▶ [PROBLEM TO SOLVE] The answer should consist of each line from the data below that includes "type".

[Opening DATA FOR REVIEW section]

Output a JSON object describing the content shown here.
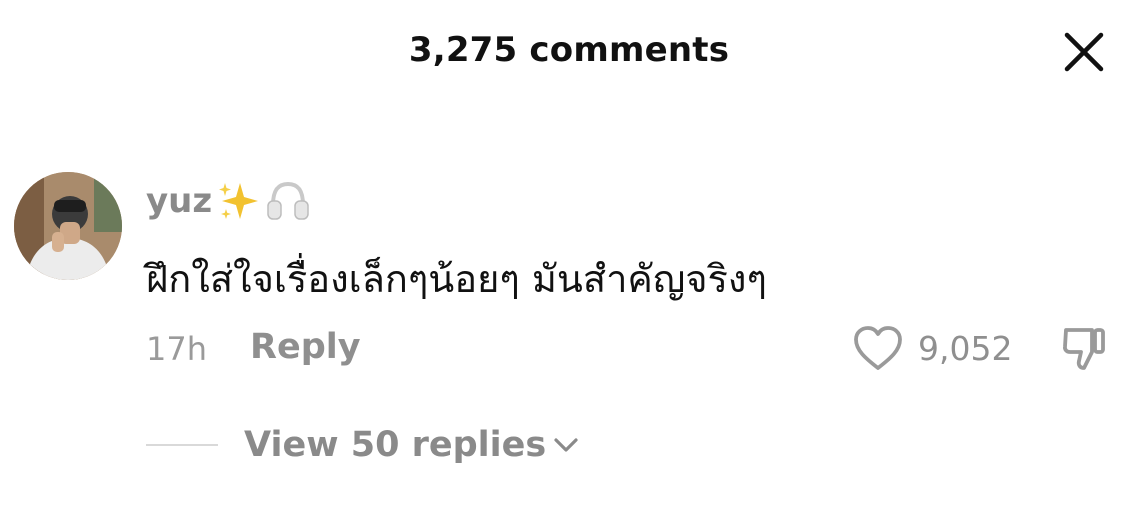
{
  "header": {
    "title": "3,275 comments",
    "close_icon": "close-icon"
  },
  "comment": {
    "avatar_icon": "user-avatar",
    "username": "yuz",
    "username_emojis": [
      "sparkles-icon",
      "headphones-icon"
    ],
    "text": "ฝึกใส่ใจเรื่องเล็กๆน้อยๆ มันสำคัญจริงๆ",
    "time": "17h",
    "reply_label": "Reply",
    "like_count": "9,052",
    "like_icon": "heart-icon",
    "dislike_icon": "thumbs-down-icon",
    "view_replies_label": "View 50 replies",
    "view_replies_icon": "chevron-down-icon"
  },
  "colors": {
    "primary_text": "#111111",
    "secondary_text": "#8a8a8a",
    "sparkle": "#f2c230",
    "background": "#ffffff"
  }
}
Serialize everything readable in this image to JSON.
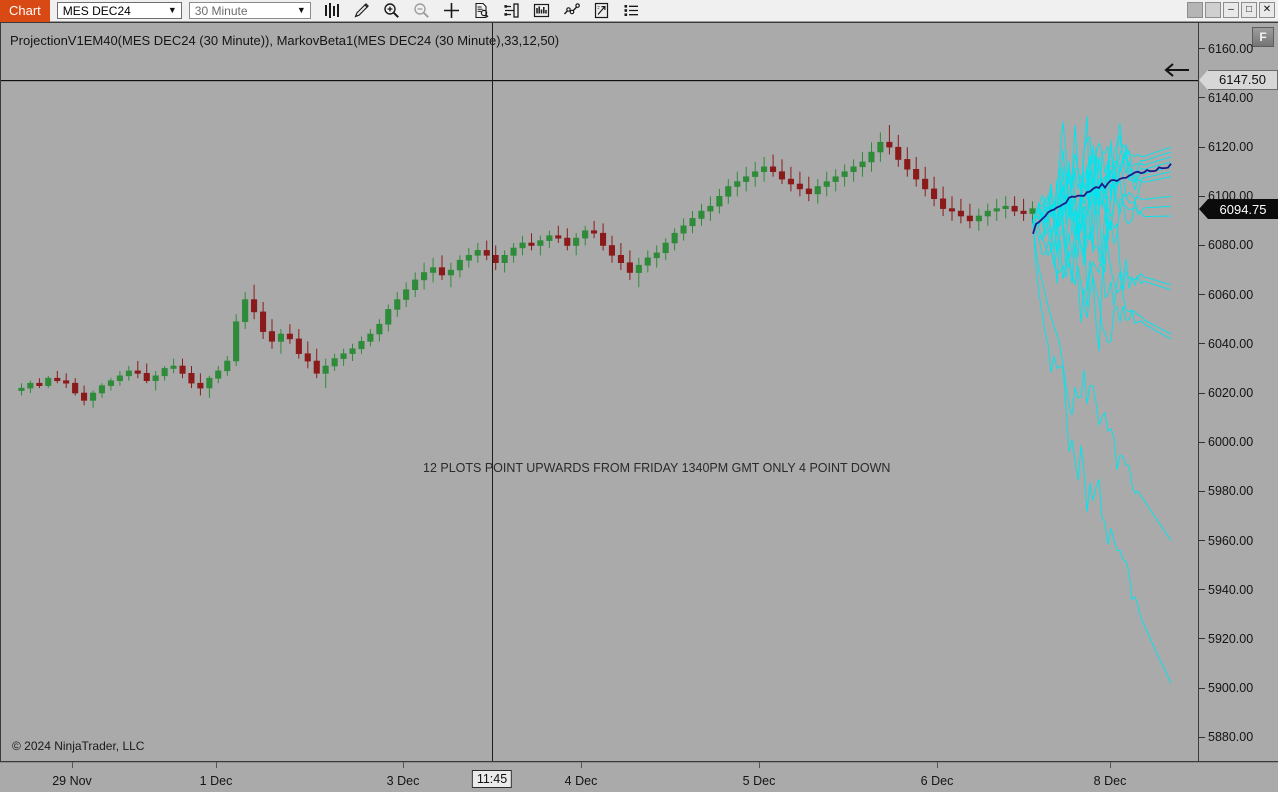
{
  "window": {
    "tab_label": "Chart",
    "controls": {
      "restore_down_label": "",
      "minimize_label": "–",
      "maximize_label": "□",
      "close_label": "✕"
    }
  },
  "toolbar": {
    "instrument": {
      "value": "MES DEC24",
      "arrow": "▼"
    },
    "interval": {
      "value": "30 Minute",
      "arrow": "▼"
    },
    "icons": [
      {
        "name": "bar-chart-type-icon",
        "enabled": true
      },
      {
        "name": "drawing-tools-pencil-icon",
        "enabled": true
      },
      {
        "name": "zoom-in-icon",
        "enabled": true
      },
      {
        "name": "zoom-out-icon",
        "enabled": false
      },
      {
        "name": "crosshair-icon",
        "enabled": true
      },
      {
        "name": "data-box-icon",
        "enabled": true
      },
      {
        "name": "chart-properties-icon",
        "enabled": true
      },
      {
        "name": "indicators-icon",
        "enabled": true
      },
      {
        "name": "strategies-icon",
        "enabled": true
      },
      {
        "name": "export-chart-icon",
        "enabled": true
      },
      {
        "name": "data-series-list-icon",
        "enabled": true
      }
    ]
  },
  "chart": {
    "title": "ProjectionV1EM40(MES DEC24 (30 Minute)), MarkovBeta1(MES DEC24 (30 Minute),33,12,50)",
    "annotation": "12 PLOTS POINT UPWARDS FROM FRIDAY 1340PM GMT ONLY 4 POINT DOWN",
    "copyright": "© 2024 NinjaTrader, LLC",
    "back_arrow_icon": "left-arrow-icon",
    "auto_scale_badge": "F",
    "crosshair_time": "11:45"
  },
  "price_axis": {
    "ticks": [
      "6160.00",
      "6140.00",
      "6120.00",
      "6100.00",
      "6080.00",
      "6060.00",
      "6040.00",
      "6020.00",
      "6000.00",
      "5980.00",
      "5960.00",
      "5940.00",
      "5920.00",
      "5900.00",
      "5880.00"
    ],
    "last_price_marker": "6147.50",
    "current_price_marker": "6094.75"
  },
  "time_axis": {
    "ticks": [
      "29 Nov",
      "1 Dec",
      "3 Dec",
      "4 Dec",
      "5 Dec",
      "6 Dec",
      "8 Dec"
    ]
  },
  "colors": {
    "tab_accent": "#d94913",
    "chart_background": "#aaaaaa",
    "candle_up": "#2e8b3a",
    "candle_down": "#8b1a1a",
    "projection_line": "#00e5ee",
    "average_line": "#1a1a8c",
    "current_price_bg": "#0b0b0b",
    "last_price_bg": "#d7d7d7"
  },
  "chart_data": {
    "type": "line",
    "title": "ProjectionV1EM40(MES DEC24 (30 Minute)), MarkovBeta1(MES DEC24 (30 Minute),33,12,50)",
    "xlabel": "",
    "ylabel": "",
    "ylim": [
      5870,
      6170
    ],
    "grid": false,
    "legend": "none",
    "x_tick_labels": [
      "29 Nov",
      "1 Dec",
      "3 Dec",
      "4 Dec",
      "5 Dec",
      "6 Dec",
      "8 Dec"
    ],
    "y_tick_labels": [
      "6160.00",
      "6140.00",
      "6120.00",
      "6100.00",
      "6080.00",
      "6060.00",
      "6040.00",
      "6020.00",
      "6000.00",
      "5980.00",
      "5960.00",
      "5940.00",
      "5920.00",
      "5900.00",
      "5880.00"
    ],
    "annotations": [
      {
        "text": "12 PLOTS POINT UPWARDS FROM FRIDAY 1340PM GMT ONLY 4 POINT DOWN",
        "x": 0.42,
        "y": 6057
      },
      {
        "text": "6147.50",
        "y": 6147.5,
        "kind": "horizontal-line"
      },
      {
        "text": "6094.75",
        "y": 6094.75,
        "kind": "price-marker"
      }
    ],
    "series": [
      {
        "name": "MES DEC24 price (OHLC candles)",
        "type": "candlestick",
        "ohlc": [
          [
            6021,
            6024,
            6019,
            6022
          ],
          [
            6022,
            6025,
            6020,
            6024
          ],
          [
            6024,
            6026,
            6022,
            6023
          ],
          [
            6023,
            6027,
            6022,
            6026
          ],
          [
            6026,
            6029,
            6024,
            6025
          ],
          [
            6025,
            6028,
            6022,
            6024
          ],
          [
            6024,
            6026,
            6019,
            6020
          ],
          [
            6020,
            6023,
            6015,
            6017
          ],
          [
            6017,
            6021,
            6014,
            6020
          ],
          [
            6020,
            6024,
            6018,
            6023
          ],
          [
            6023,
            6026,
            6021,
            6025
          ],
          [
            6025,
            6029,
            6023,
            6027
          ],
          [
            6027,
            6031,
            6025,
            6029
          ],
          [
            6029,
            6033,
            6026,
            6028
          ],
          [
            6028,
            6032,
            6024,
            6025
          ],
          [
            6025,
            6029,
            6021,
            6027
          ],
          [
            6027,
            6031,
            6025,
            6030
          ],
          [
            6030,
            6034,
            6028,
            6031
          ],
          [
            6031,
            6034,
            6026,
            6028
          ],
          [
            6028,
            6031,
            6022,
            6024
          ],
          [
            6024,
            6028,
            6019,
            6022
          ],
          [
            6022,
            6027,
            6018,
            6026
          ],
          [
            6026,
            6031,
            6024,
            6029
          ],
          [
            6029,
            6035,
            6027,
            6033
          ],
          [
            6033,
            6052,
            6031,
            6049
          ],
          [
            6049,
            6061,
            6046,
            6058
          ],
          [
            6058,
            6064,
            6050,
            6053
          ],
          [
            6053,
            6057,
            6042,
            6045
          ],
          [
            6045,
            6050,
            6038,
            6041
          ],
          [
            6041,
            6046,
            6036,
            6044
          ],
          [
            6044,
            6048,
            6040,
            6042
          ],
          [
            6042,
            6046,
            6034,
            6036
          ],
          [
            6036,
            6041,
            6030,
            6033
          ],
          [
            6033,
            6038,
            6026,
            6028
          ],
          [
            6028,
            6034,
            6022,
            6031
          ],
          [
            6031,
            6036,
            6029,
            6034
          ],
          [
            6034,
            6038,
            6031,
            6036
          ],
          [
            6036,
            6040,
            6033,
            6038
          ],
          [
            6038,
            6043,
            6036,
            6041
          ],
          [
            6041,
            6046,
            6039,
            6044
          ],
          [
            6044,
            6050,
            6041,
            6048
          ],
          [
            6048,
            6056,
            6045,
            6054
          ],
          [
            6054,
            6061,
            6051,
            6058
          ],
          [
            6058,
            6065,
            6055,
            6062
          ],
          [
            6062,
            6069,
            6059,
            6066
          ],
          [
            6066,
            6073,
            6062,
            6069
          ],
          [
            6069,
            6075,
            6065,
            6071
          ],
          [
            6071,
            6076,
            6066,
            6068
          ],
          [
            6068,
            6073,
            6063,
            6070
          ],
          [
            6070,
            6076,
            6067,
            6074
          ],
          [
            6074,
            6079,
            6071,
            6076
          ],
          [
            6076,
            6081,
            6073,
            6078
          ],
          [
            6078,
            6082,
            6074,
            6076
          ],
          [
            6076,
            6080,
            6070,
            6073
          ],
          [
            6073,
            6078,
            6069,
            6076
          ],
          [
            6076,
            6081,
            6073,
            6079
          ],
          [
            6079,
            6084,
            6076,
            6081
          ],
          [
            6081,
            6085,
            6078,
            6080
          ],
          [
            6080,
            6084,
            6076,
            6082
          ],
          [
            6082,
            6086,
            6079,
            6084
          ],
          [
            6084,
            6088,
            6081,
            6083
          ],
          [
            6083,
            6087,
            6078,
            6080
          ],
          [
            6080,
            6085,
            6076,
            6083
          ],
          [
            6083,
            6088,
            6080,
            6086
          ],
          [
            6086,
            6090,
            6083,
            6085
          ],
          [
            6085,
            6089,
            6078,
            6080
          ],
          [
            6080,
            6084,
            6073,
            6076
          ],
          [
            6076,
            6081,
            6070,
            6073
          ],
          [
            6073,
            6078,
            6066,
            6069
          ],
          [
            6069,
            6075,
            6063,
            6072
          ],
          [
            6072,
            6078,
            6069,
            6075
          ],
          [
            6075,
            6080,
            6071,
            6077
          ],
          [
            6077,
            6083,
            6074,
            6081
          ],
          [
            6081,
            6087,
            6078,
            6085
          ],
          [
            6085,
            6091,
            6082,
            6088
          ],
          [
            6088,
            6094,
            6085,
            6091
          ],
          [
            6091,
            6097,
            6088,
            6094
          ],
          [
            6094,
            6100,
            6090,
            6096
          ],
          [
            6096,
            6103,
            6093,
            6100
          ],
          [
            6100,
            6107,
            6097,
            6104
          ],
          [
            6104,
            6110,
            6100,
            6106
          ],
          [
            6106,
            6112,
            6102,
            6108
          ],
          [
            6108,
            6114,
            6104,
            6110
          ],
          [
            6110,
            6116,
            6106,
            6112
          ],
          [
            6112,
            6117,
            6108,
            6110
          ],
          [
            6110,
            6115,
            6105,
            6107
          ],
          [
            6107,
            6112,
            6102,
            6105
          ],
          [
            6105,
            6110,
            6100,
            6103
          ],
          [
            6103,
            6108,
            6098,
            6101
          ],
          [
            6101,
            6107,
            6097,
            6104
          ],
          [
            6104,
            6110,
            6100,
            6106
          ],
          [
            6106,
            6111,
            6102,
            6108
          ],
          [
            6108,
            6113,
            6104,
            6110
          ],
          [
            6110,
            6115,
            6106,
            6112
          ],
          [
            6112,
            6118,
            6108,
            6114
          ],
          [
            6114,
            6122,
            6110,
            6118
          ],
          [
            6118,
            6126,
            6114,
            6122
          ],
          [
            6122,
            6129,
            6117,
            6120
          ],
          [
            6120,
            6125,
            6112,
            6115
          ],
          [
            6115,
            6120,
            6108,
            6111
          ],
          [
            6111,
            6116,
            6104,
            6107
          ],
          [
            6107,
            6112,
            6100,
            6103
          ],
          [
            6103,
            6108,
            6096,
            6099
          ],
          [
            6099,
            6104,
            6092,
            6095
          ],
          [
            6095,
            6100,
            6090,
            6094
          ],
          [
            6094,
            6099,
            6089,
            6092
          ],
          [
            6092,
            6097,
            6087,
            6090
          ],
          [
            6090,
            6095,
            6086,
            6092
          ],
          [
            6092,
            6097,
            6088,
            6094
          ],
          [
            6094,
            6099,
            6090,
            6095
          ],
          [
            6095,
            6100,
            6091,
            6096
          ],
          [
            6096,
            6100,
            6092,
            6094
          ],
          [
            6094,
            6099,
            6090,
            6093
          ],
          [
            6093,
            6098,
            6089,
            6095
          ]
        ]
      },
      {
        "name": "Markov projection paths (cyan, 16 simulated paths)",
        "type": "line-bundle",
        "color": "#00e5ee",
        "path_count": 16,
        "paths_up": 12,
        "paths_down": 4,
        "end_value_range": [
          5900,
          6150
        ]
      },
      {
        "name": "Projection average (dark blue)",
        "type": "line",
        "color": "#1a1a8c",
        "start_value": 6085,
        "end_value": 6113
      }
    ]
  }
}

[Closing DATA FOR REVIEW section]

▶ [RESPONSE FOR THIS EXERCISE]
        "name": "bar-chart-type-icon",
    "type": "line",
        "type": "candlestick",
        "type": "line-bundle",
        "type": "line",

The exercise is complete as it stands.